Indian Blue Peafowl
Indian blue peafowl have been roaming freely across the Zoo grounds for decades. Many visitors ask why the peafowl stay at the Zoo since they can fly, but the answer is simple. They stay at the Zoo for food, shelter and safety. The peafowl fly into different exhibits across the zoo for a free bite to eat, and find the sprawling limbs of the live oak tree in front of the Animal Hospital a good place to roost at night. There are also many great hiding spots for peahens to lay their nest and raise their young.

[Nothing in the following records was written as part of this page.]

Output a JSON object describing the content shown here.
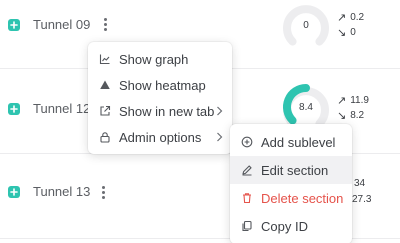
{
  "rows": [
    {
      "name": "Tunnel 09",
      "gauge": {
        "value": "0",
        "fill": 0
      },
      "up": "0.2",
      "down": "0"
    },
    {
      "name": "Tunnel 12",
      "gauge": {
        "value": "8.4",
        "fill": 0.5
      },
      "up": "11.9",
      "down": "8.2"
    },
    {
      "name": "Tunnel 13",
      "up": "34",
      "down": "27.3"
    }
  ],
  "stat_icons": {
    "up": "north-east-arrow",
    "down": "south-east-arrow"
  },
  "context_menu": {
    "items": [
      {
        "label": "Show graph",
        "icon": "line-chart-icon"
      },
      {
        "label": "Show heatmap",
        "icon": "triangle-icon"
      },
      {
        "label": "Show in new tab",
        "icon": "external-link-icon",
        "has_submenu": true
      },
      {
        "label": "Admin options",
        "icon": "lock-icon",
        "has_submenu": true
      }
    ]
  },
  "submenu": {
    "items": [
      {
        "label": "Add sublevel",
        "icon": "plus-circle-icon"
      },
      {
        "label": "Edit section",
        "icon": "pencil-icon",
        "highlighted": true
      },
      {
        "label": "Delete section",
        "icon": "trash-icon",
        "danger": true
      },
      {
        "label": "Copy ID",
        "icon": "copy-icon"
      }
    ]
  },
  "colors": {
    "accent": "#2ec4b0",
    "gauge_track": "#ededef",
    "danger": "#e5534b",
    "highlight_bg": "#f1f1f3"
  }
}
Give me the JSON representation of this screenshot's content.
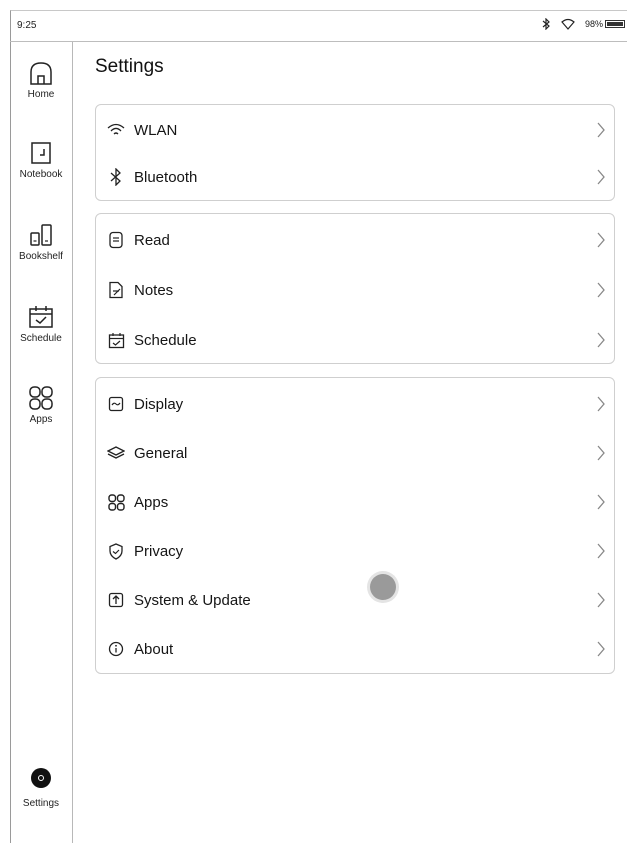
{
  "status": {
    "time": "9:25",
    "battery_text": "98%",
    "battery_level": 0.98,
    "icons": [
      "bluetooth-icon",
      "wifi-icon",
      "battery-icon"
    ]
  },
  "sidebar": {
    "items": [
      {
        "label": "Home",
        "icon": "home-icon"
      },
      {
        "label": "Notebook",
        "icon": "notebook-icon"
      },
      {
        "label": "Bookshelf",
        "icon": "bookshelf-icon"
      },
      {
        "label": "Schedule",
        "icon": "schedule-icon"
      },
      {
        "label": "Apps",
        "icon": "apps-icon"
      }
    ],
    "settings": {
      "label": "Settings",
      "icon": "settings-icon"
    }
  },
  "page": {
    "title": "Settings"
  },
  "groups": [
    {
      "items": [
        {
          "label": "WLAN",
          "icon": "wifi-icon"
        },
        {
          "label": "Bluetooth",
          "icon": "bluetooth-icon"
        }
      ]
    },
    {
      "items": [
        {
          "label": "Read",
          "icon": "read-icon"
        },
        {
          "label": "Notes",
          "icon": "notes-icon"
        },
        {
          "label": "Schedule",
          "icon": "schedule-icon"
        }
      ]
    },
    {
      "items": [
        {
          "label": "Display",
          "icon": "display-icon"
        },
        {
          "label": "General",
          "icon": "layers-icon"
        },
        {
          "label": "Apps",
          "icon": "apps-icon"
        },
        {
          "label": "Privacy",
          "icon": "shield-icon"
        },
        {
          "label": "System & Update",
          "icon": "update-icon"
        },
        {
          "label": "About",
          "icon": "info-icon"
        }
      ]
    }
  ],
  "colors": {
    "border": "#cfcfcf",
    "text": "#151515",
    "accent": "#111111"
  }
}
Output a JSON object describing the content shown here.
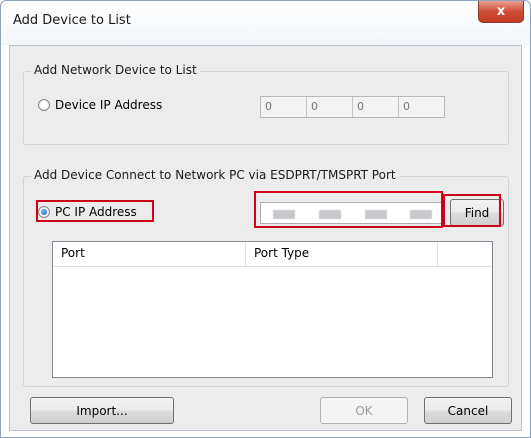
{
  "window": {
    "title": "Add Device to List",
    "close_glyph": "x"
  },
  "network_group": {
    "title": "Add Network Device to List",
    "radio_label": "Device IP Address",
    "radio_checked": false,
    "ip": [
      "0",
      "0",
      "0",
      "0"
    ]
  },
  "pc_group": {
    "title": "Add Device Connect to Network PC via ESDPRT/TMSPRT Port",
    "radio_label": "PC IP Address",
    "radio_checked": true,
    "find_label": "Find",
    "columns": [
      "Port",
      "Port Type",
      ""
    ]
  },
  "footer": {
    "import_label": "Import...",
    "ok_label": "OK",
    "cancel_label": "Cancel"
  },
  "colors": {
    "highlight": "#d0021b",
    "close": "#c43a22"
  }
}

The peafowl at the Zoo can also be helpful to zoo staff. They are good alarm birds, emitting a load screaming noise, and will make their distinctive call when there is a problem like a fallen limb or a hawk in the area. If a group of peafowl is vocalizing, it is usually a good indication that there is a problem and staff will go check out the situation.
About the Peafowl
The peafowl is the national bird of India, its native country. These birds are members of the pheasant family, and can be found in dry semi-desert grasslands, scrub and deciduous forests.
Although this species is most commonly known as the peacock, only the males are true peacocks. Females are peahens and babies are peachicks. Peacocks have magnificent blue and green plumage to attract a mate, while peahens are a combination of dull gray, green, and blue in order to blend in with their surrounding and protect their nest and young.
The peacock's magnificent, flashy plumage is used in courtship displays. Males will spread their ornate tail feathers into an impressive fan to attract a female. Each year, peacocks will shed their tail feathers at the end of the breeding season in late summer.
Visitors can also see two white peacocks wandering the Zoo. The white coloration is one of several color mutations seen in the Indian blue peafowl.